Alzheimer’s is a type of dementia that causes problems with memory, thinking and behaviour. Symptoms usually develop slowly and get worse over time, becoming severe enough to interfere with daily tasks. Alzheimer’s disease is a neurological disorder in which the death of brain cells causes memory loss and cognitive decline. A neurodegenerative type of dementia, the disease starts mild and gets progressively worse.
Causes of Alzheimer’s disease
Like all types of dementia, Alzheimer’s is caused by brain cell death. It is a neurodegenerative disease, which means there is progressive brain cell death that happens over a course of time. The total brain size shrinks with Alzheimer’s – the tissue has progressively fewer nerve cells and connections.
Symptoms of Alzheimer’s disease
For doctors to make an initial diagnosis of Alzheimer’s disease, they must first be satisfied that there is dementia – guidelines spell out what dementia consists of. It involves cognitive or behavioural symptoms that show a decline from previous levels of “functioning and performing” and interfere with ability “to function at work or at usual activities.”
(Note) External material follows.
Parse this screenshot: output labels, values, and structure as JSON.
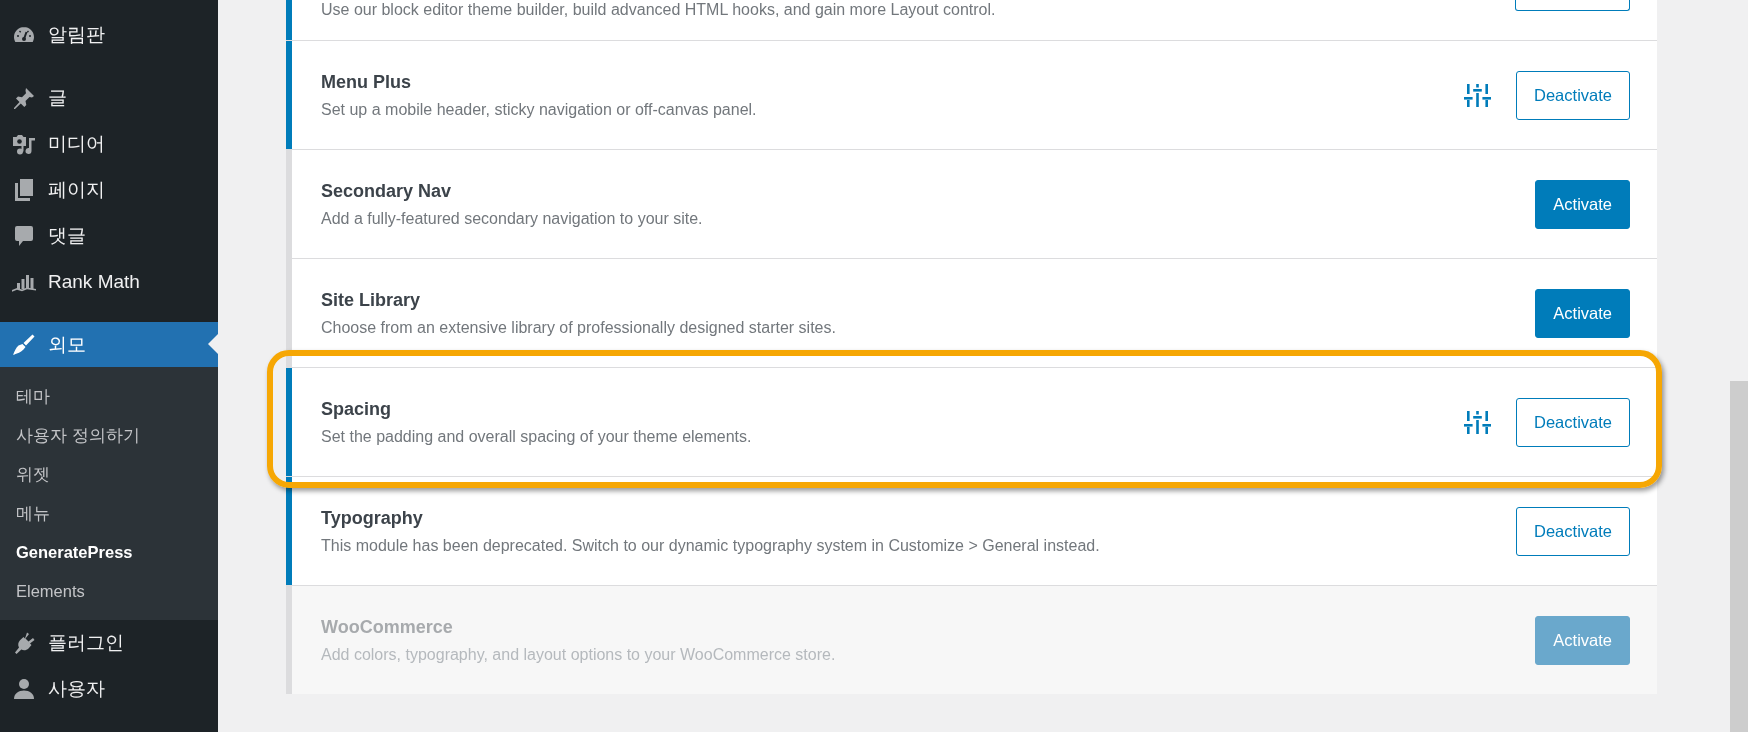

The symptom are listed below
- Worsened ability to take in and remember new information
- Impairments to reasoning, complex tasking, exercising judgment
- Impaired visuospatial abilities
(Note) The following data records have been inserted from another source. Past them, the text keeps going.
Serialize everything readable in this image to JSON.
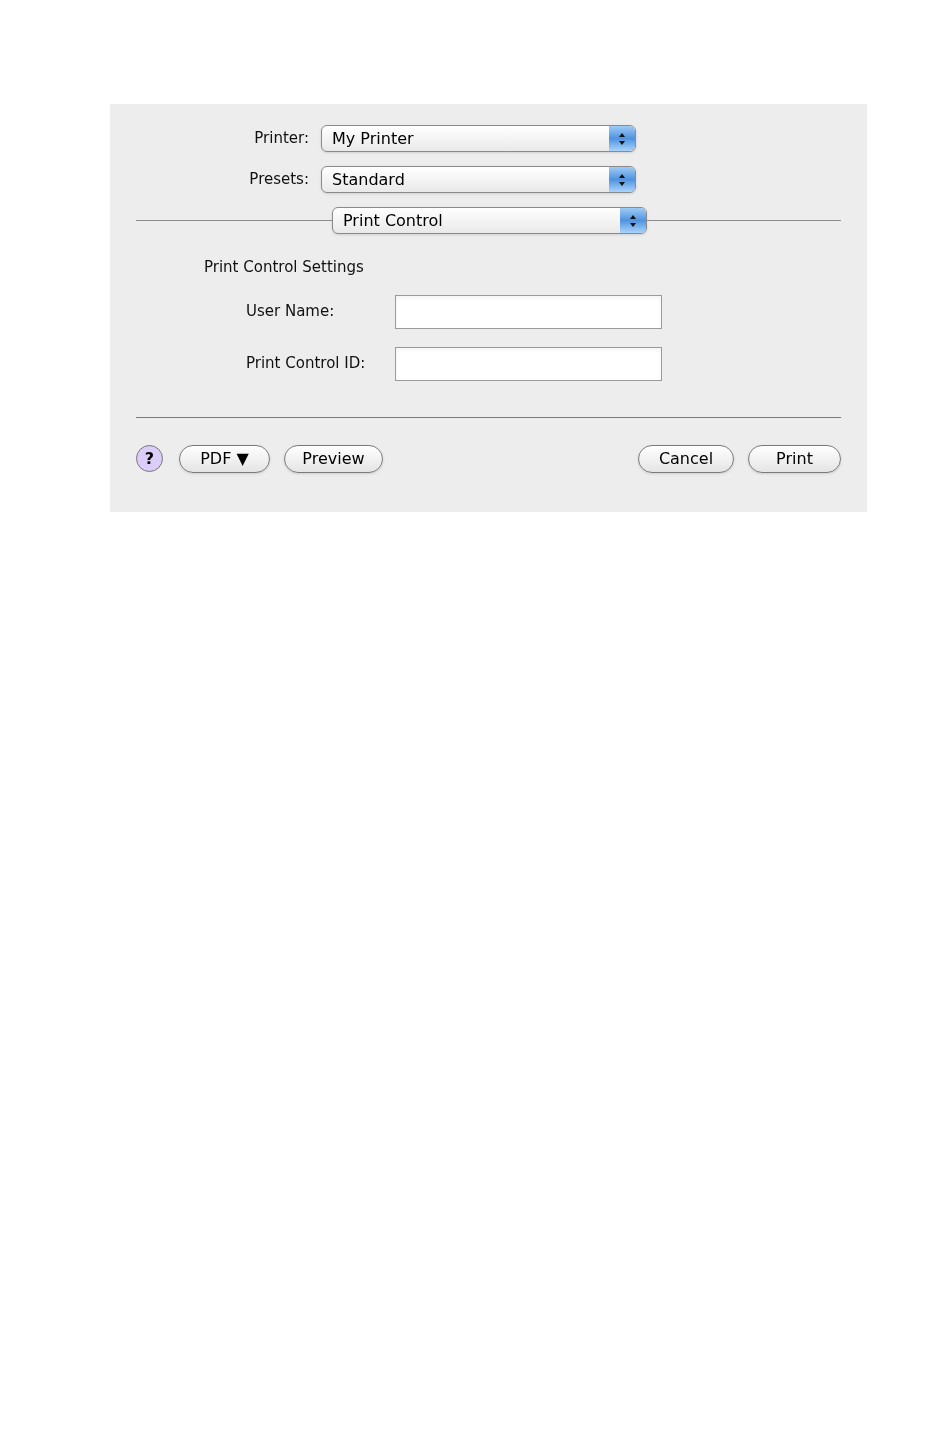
{
  "popups": [
    {
      "label": "Printer:",
      "value": "My Printer"
    },
    {
      "label": "Presets:",
      "value": "Standard"
    }
  ],
  "pane_popup": {
    "value": "Print Control"
  },
  "section_title": "Print Control Settings",
  "fields": [
    {
      "label": "User Name:"
    },
    {
      "label": "Print Control ID:"
    }
  ],
  "help_button": "?",
  "left_buttons": [
    "PDF ▼",
    "Preview"
  ],
  "right_buttons": [
    "Cancel",
    "Print"
  ]
}
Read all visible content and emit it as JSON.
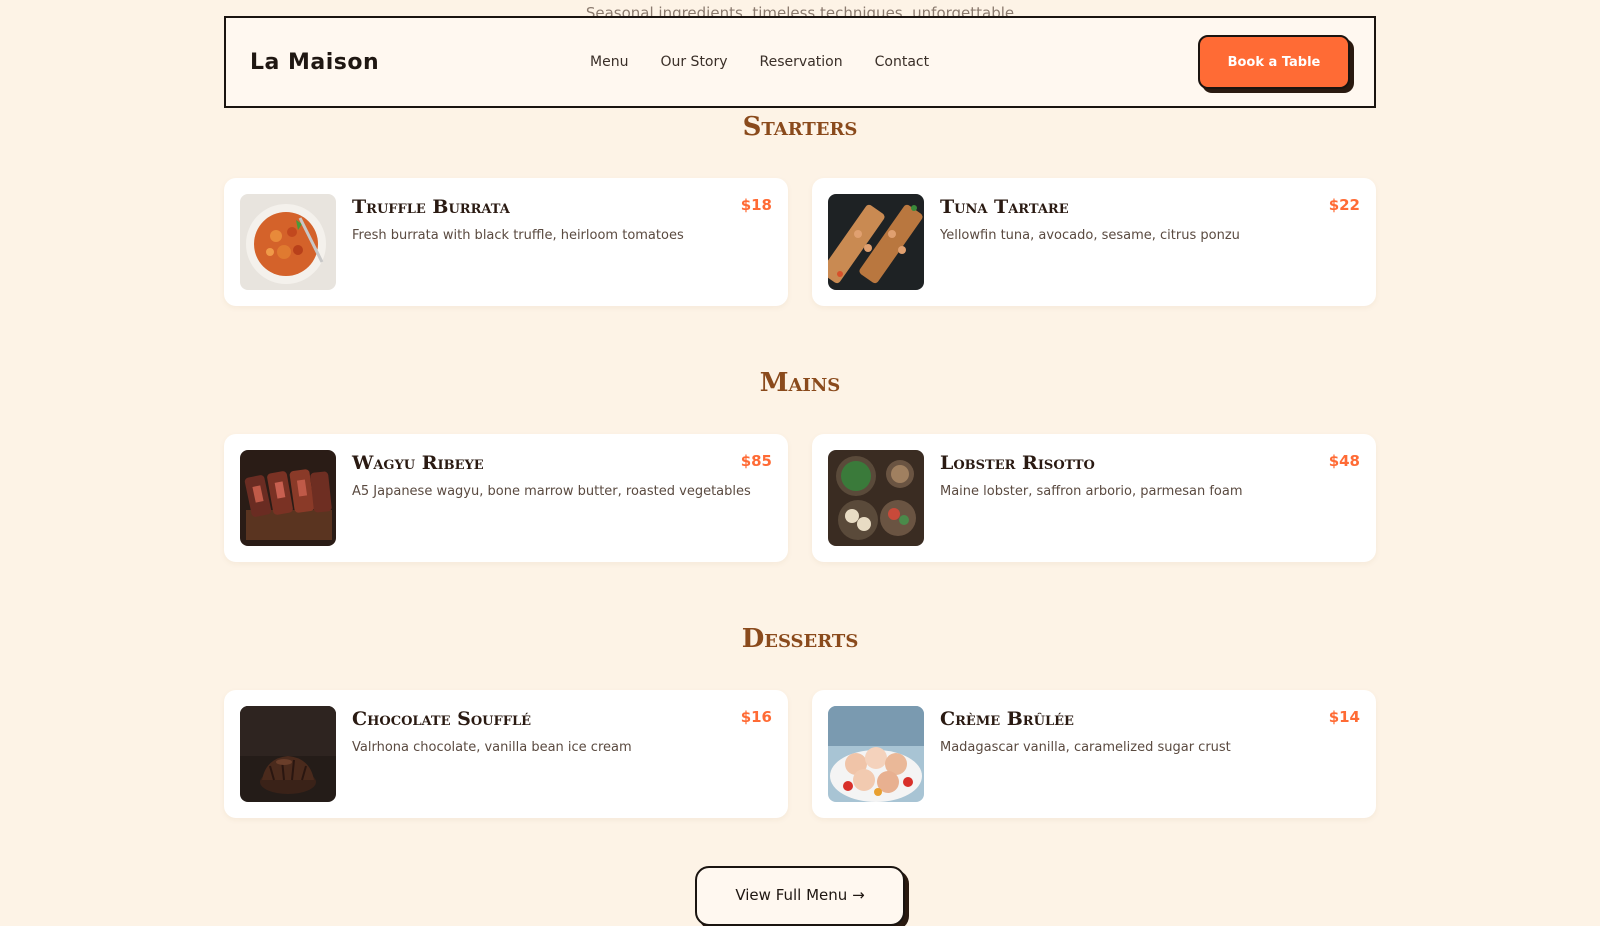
{
  "tagline": "Seasonal ingredients, timeless techniques, unforgettable",
  "header": {
    "brand": "La Maison",
    "nav": [
      "Menu",
      "Our Story",
      "Reservation",
      "Contact"
    ],
    "cta": "Book a Table"
  },
  "colors": {
    "accent": "#ff6b35",
    "heading": "#8a4a1c",
    "background": "#fdf3e6"
  },
  "sections": [
    {
      "title": "Starters",
      "items": [
        {
          "name": "Truffle Burrata",
          "desc": "Fresh burrata with black truffle, heirloom tomatoes",
          "price": "$18",
          "image": "pasta-photo"
        },
        {
          "name": "Tuna Tartare",
          "desc": "Yellowfin tuna, avocado, sesame, citrus ponzu",
          "price": "$22",
          "image": "tartare-board-photo"
        }
      ]
    },
    {
      "title": "Mains",
      "items": [
        {
          "name": "Wagyu Ribeye",
          "desc": "A5 Japanese wagyu, bone marrow butter, roasted vegetables",
          "price": "$85",
          "image": "steak-photo"
        },
        {
          "name": "Lobster Risotto",
          "desc": "Maine lobster, saffron arborio, parmesan foam",
          "price": "$48",
          "image": "dumplings-photo"
        }
      ]
    },
    {
      "title": "Desserts",
      "items": [
        {
          "name": "Chocolate Soufflé",
          "desc": "Valrhona chocolate, vanilla bean ice cream",
          "price": "$16",
          "image": "chocolate-cake-photo"
        },
        {
          "name": "Crème Brûlée",
          "desc": "Madagascar vanilla, caramelized sugar crust",
          "price": "$14",
          "image": "macarons-photo"
        }
      ]
    }
  ],
  "footer_cta": {
    "label": "View Full Menu",
    "arrow": "→"
  }
}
- Impaired speaking, reading and writing
- Changes in personality and behaviour
Stages of Alzheimer’s disease
The progression of Alzheimer’s can be broken down into three basic stages
- Preclinical (no signs or symptoms yet)
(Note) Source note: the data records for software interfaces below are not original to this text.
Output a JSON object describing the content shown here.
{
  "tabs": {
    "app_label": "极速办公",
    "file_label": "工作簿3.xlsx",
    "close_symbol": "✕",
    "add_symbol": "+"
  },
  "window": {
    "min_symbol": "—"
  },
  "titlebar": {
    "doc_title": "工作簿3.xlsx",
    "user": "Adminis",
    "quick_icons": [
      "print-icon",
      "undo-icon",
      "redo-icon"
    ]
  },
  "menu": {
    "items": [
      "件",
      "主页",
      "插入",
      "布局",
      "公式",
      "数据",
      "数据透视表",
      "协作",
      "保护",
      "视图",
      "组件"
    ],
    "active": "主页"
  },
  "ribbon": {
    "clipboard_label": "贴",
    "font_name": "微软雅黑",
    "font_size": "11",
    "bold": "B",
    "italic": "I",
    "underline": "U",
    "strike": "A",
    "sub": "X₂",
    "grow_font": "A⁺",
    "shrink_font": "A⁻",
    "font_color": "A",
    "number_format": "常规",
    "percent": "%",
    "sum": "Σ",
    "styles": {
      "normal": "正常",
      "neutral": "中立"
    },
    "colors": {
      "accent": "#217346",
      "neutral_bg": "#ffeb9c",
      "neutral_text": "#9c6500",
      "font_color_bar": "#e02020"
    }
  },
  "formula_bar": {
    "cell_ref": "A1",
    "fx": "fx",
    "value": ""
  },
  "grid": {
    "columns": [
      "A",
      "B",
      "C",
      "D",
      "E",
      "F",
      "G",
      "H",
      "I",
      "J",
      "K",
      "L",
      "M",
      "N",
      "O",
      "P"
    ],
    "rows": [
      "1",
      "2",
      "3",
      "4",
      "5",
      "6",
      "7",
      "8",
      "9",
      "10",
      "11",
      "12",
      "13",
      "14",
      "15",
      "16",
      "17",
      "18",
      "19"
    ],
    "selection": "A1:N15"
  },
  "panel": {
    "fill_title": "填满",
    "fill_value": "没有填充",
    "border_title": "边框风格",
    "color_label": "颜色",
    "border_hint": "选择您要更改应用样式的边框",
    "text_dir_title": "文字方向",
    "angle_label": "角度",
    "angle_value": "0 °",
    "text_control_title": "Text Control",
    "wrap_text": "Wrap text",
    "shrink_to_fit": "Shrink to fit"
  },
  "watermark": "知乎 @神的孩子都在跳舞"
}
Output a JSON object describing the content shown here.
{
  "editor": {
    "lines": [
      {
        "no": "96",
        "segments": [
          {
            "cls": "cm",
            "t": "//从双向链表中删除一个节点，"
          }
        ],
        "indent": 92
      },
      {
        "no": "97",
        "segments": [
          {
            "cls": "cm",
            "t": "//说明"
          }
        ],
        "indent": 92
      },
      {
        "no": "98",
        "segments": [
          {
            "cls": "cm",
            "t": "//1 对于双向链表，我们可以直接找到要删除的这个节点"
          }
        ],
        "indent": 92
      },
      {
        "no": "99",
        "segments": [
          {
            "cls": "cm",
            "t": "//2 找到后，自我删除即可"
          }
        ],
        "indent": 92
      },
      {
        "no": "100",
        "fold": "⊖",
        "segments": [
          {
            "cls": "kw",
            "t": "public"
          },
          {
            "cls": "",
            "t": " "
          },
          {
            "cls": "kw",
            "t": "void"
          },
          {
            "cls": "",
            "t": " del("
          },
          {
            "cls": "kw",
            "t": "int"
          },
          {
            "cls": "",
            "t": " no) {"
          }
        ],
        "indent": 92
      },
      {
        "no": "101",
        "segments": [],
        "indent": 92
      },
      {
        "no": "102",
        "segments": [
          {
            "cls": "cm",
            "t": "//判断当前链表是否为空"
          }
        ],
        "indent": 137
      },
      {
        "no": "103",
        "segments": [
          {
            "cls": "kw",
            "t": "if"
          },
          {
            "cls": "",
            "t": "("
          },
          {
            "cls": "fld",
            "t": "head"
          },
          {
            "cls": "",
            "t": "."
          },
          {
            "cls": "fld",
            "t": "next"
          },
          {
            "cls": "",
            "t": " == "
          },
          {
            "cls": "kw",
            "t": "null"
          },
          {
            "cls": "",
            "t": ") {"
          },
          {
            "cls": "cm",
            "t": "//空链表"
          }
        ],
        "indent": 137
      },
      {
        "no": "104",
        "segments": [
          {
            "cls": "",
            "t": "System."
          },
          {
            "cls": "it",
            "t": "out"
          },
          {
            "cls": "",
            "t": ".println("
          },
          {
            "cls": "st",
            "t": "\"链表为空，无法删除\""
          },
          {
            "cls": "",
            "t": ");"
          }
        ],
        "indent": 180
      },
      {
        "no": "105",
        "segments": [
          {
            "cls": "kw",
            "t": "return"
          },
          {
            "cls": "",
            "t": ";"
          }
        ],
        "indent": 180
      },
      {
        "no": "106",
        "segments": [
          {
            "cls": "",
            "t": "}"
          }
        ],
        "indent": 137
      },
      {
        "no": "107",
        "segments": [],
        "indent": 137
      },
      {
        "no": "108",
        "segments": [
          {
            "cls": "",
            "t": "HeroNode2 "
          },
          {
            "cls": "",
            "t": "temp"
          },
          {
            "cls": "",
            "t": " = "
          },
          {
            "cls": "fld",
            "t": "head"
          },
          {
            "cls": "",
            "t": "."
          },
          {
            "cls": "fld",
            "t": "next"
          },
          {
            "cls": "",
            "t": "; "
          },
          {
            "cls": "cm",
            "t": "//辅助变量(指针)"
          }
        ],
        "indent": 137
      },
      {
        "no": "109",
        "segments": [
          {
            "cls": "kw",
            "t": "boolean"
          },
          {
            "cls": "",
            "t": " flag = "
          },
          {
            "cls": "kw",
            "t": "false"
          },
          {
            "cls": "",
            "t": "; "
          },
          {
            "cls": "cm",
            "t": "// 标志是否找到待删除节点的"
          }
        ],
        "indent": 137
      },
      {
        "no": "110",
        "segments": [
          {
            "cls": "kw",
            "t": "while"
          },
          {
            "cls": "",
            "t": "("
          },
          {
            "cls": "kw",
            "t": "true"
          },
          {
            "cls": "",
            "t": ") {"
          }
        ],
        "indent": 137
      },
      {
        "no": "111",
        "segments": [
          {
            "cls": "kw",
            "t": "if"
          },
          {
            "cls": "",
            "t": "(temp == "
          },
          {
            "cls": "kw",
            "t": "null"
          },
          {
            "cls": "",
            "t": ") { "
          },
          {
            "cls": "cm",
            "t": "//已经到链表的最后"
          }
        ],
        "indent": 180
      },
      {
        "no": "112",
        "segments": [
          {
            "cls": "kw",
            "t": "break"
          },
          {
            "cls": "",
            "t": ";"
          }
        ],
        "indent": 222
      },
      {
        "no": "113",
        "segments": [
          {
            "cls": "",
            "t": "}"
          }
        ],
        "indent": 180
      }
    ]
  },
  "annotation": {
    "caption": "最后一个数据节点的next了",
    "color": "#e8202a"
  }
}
- Mild cognitive impairment
Treatment and prevention of Alzheimer’s disease
There is no known cure for Alzheimer’s disease – the death of brain cells in the dementia cannot be halted or reversed. There is, however, much backing for therapeutic interventions to help people live with Alzheimer’s disease more ably.There are no disease-modifying drugs available for Alzheimer’s disease but some options may reduce its symptoms and help improve quality of life.